→ Try it:
The listing below is to be copied in full, line by line.

→ Records shown:
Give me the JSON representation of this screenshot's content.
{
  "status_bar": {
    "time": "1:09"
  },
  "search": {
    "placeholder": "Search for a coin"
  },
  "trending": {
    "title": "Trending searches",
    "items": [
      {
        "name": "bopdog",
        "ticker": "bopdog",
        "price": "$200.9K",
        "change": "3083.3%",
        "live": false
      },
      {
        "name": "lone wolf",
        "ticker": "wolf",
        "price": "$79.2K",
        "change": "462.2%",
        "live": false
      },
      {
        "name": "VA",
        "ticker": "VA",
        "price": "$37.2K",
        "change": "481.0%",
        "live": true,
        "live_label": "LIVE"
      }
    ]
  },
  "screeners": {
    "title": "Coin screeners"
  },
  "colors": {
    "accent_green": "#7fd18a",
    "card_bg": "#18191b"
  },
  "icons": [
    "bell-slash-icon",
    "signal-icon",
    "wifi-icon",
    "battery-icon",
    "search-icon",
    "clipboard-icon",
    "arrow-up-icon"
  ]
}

→ Answer to this exercise:
Give me the JSON representation of this screenshot's content.
{
  "status_bar": {
    "time": "1:09"
  },
  "search": {
    "placeholder": "Search for a coin"
  },
  "trending": {
    "title": "Trending searches",
    "items": [
      {
        "name": "bopdog",
        "ticker": "bopdog",
        "price": "$200.9K",
        "change": "3083.3%",
        "live": false
      },
      {
        "name": "lone wolf",
        "ticker": "wolf",
        "price": "$79.2K",
        "change": "462.2%",
        "live": false
      },
      {
        "name": "VA",
        "ticker": "VA",
        "price": "$37.2K",
        "change": "481.0%",
        "live": true,
        "live_label": "LIVE"
      }
    ]
  },
  "screeners": {
    "title": "Coin screeners"
  },
  "colors": {
    "accent_green": "#7fd18a",
    "card_bg": "#18191b"
  },
  "icons": [
    "bell-slash-icon",
    "signal-icon",
    "wifi-icon",
    "battery-icon",
    "search-icon",
    "clipboard-icon",
    "arrow-up-icon"
  ]
}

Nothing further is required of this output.